Even then, I was not given anything to eat or drink before I left! They sure made a profit from me! No therapy, no medication, no nothing but seven days of Ringer's solution!

13 people like this
Posted by Shell of My Former Self
a resident of Old Palo Alto
on May 14, 2016 at 6:57 pm

For the record: I got a second opinion from the head of Neurology at UCSF, as well as Claif Pacific Medical Center: two areas of my brin were damaged, and brain cells killed. That explains my short term memory problems and balance issues.

Stanford NEVER even gave me a follow-up to see the residual effects of the brain shear and concussion, which I was left to deal with. A PAMF neurosurgeon, a year later, sent me to UCSF and CPMC!

Stanford never even referred me for physical therapy, which should have been addressed before they released me. It would have been far more effective if started right away.

7 people like this
Posted by John Henry Ruminski
a resident of another community
on Aug 6, 2016 at 8:56 pm

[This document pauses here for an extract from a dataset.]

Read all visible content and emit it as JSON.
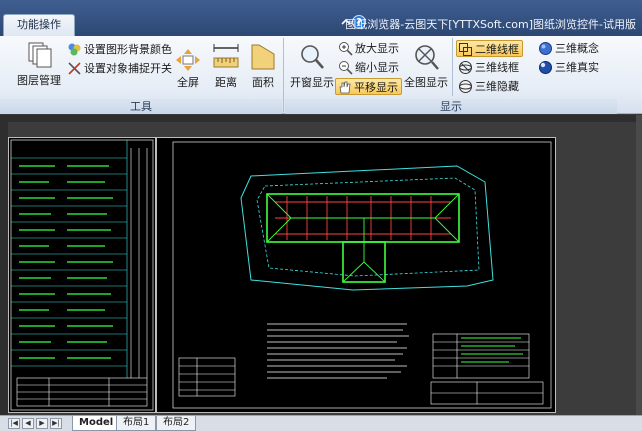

I was involved in a head on car collision about a year and a half ago. I still to this day have headaches, of which I never had prior to this accident. My vision is constantly blurry and the lights at night affect my vision. My memory is nothing of what it once was. I have no short or long term memory. When I read a book my vision is sometimes doubled and I'm not able to read as I once did. Of special note is I have always loved to read..... Awwww I'm getting frustrated just thinking of how I was and how I'm now. I hope to become better soon, but with over a year and a half with no improvement is getting to me. My sleep has been affected in that I sleep anywhere from 10 to 18 hours per day. When I do wake up I'm totally exhausted. I went to the eye doctor the other day and I was prescribed glasses, I'm hoping this will clear some if not all of my eye problems. I decided to write this tonight on this site after reading many articles. I'm just releasing a lot of tension built up. Lastly, I'm having a hard time remembering my doctor appointments. Well anyway thanks for letting me vent tonight. I wish all a speedy recovery from their TBI..... Sincerely, John Henry Ruminski ..,, Maine

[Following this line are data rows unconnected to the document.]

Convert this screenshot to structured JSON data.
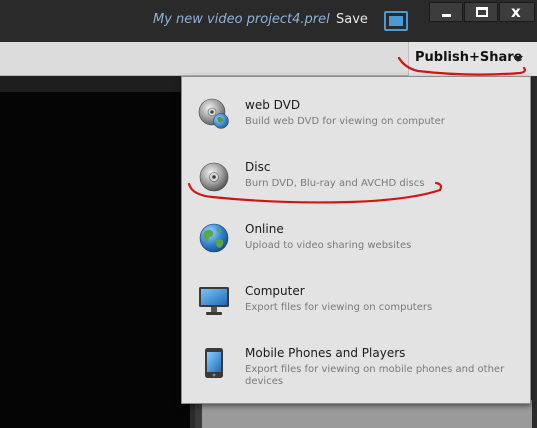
{
  "titlebar": {
    "project_title": "My new video project4.prel",
    "save_label": "Save"
  },
  "window_controls": {
    "close_glyph": "x"
  },
  "toolbar": {
    "publish_label": "Publish+Share"
  },
  "menu": {
    "items": [
      {
        "title": "web DVD",
        "description": "Build web DVD for viewing on computer",
        "icon": "web-dvd-icon"
      },
      {
        "title": "Disc",
        "description": "Burn DVD, Blu-ray and AVCHD discs",
        "icon": "disc-icon"
      },
      {
        "title": "Online",
        "description": "Upload to video sharing websites",
        "icon": "globe-icon"
      },
      {
        "title": "Computer",
        "description": "Export files for viewing on computers",
        "icon": "monitor-icon"
      },
      {
        "title": "Mobile Phones and Players",
        "description": "Export files for viewing on mobile phones and other devices",
        "icon": "mobile-phone-icon"
      }
    ]
  },
  "colors": {
    "accent_blue": "#4a9ad6",
    "annotation_red": "#d11414",
    "project_title": "#8fb1d8"
  }
}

Sorry, but further commenting on this topic has been closed.

Couples: “Everything is a gift of the universe . . .
By Chandrama Anderson | 0 comments | 957 views

Humpty Dumpty's Theory of Meaning + 1984 + Overton Window
By Douglas Moran | 19 comments | 773 views

Data and Compassion: Radical Tools in the Fight for Gun Control
By Aldis Petriceks | 4 comments | 660 views

Dinosaurs for baby girls
By Cheryl Bac | 0 comments | 573 views


Short story writers wanted!

The 32nd Annual Palo Alto Weekly Short Story Contest is now accepting entries for Adult, Young Adult (15-17) and Teen (12-14) categories. Send us your short story (2,500 words or less) and entry form by April 6. First, Second and Third Place prizes awarded in each category.

Contest Details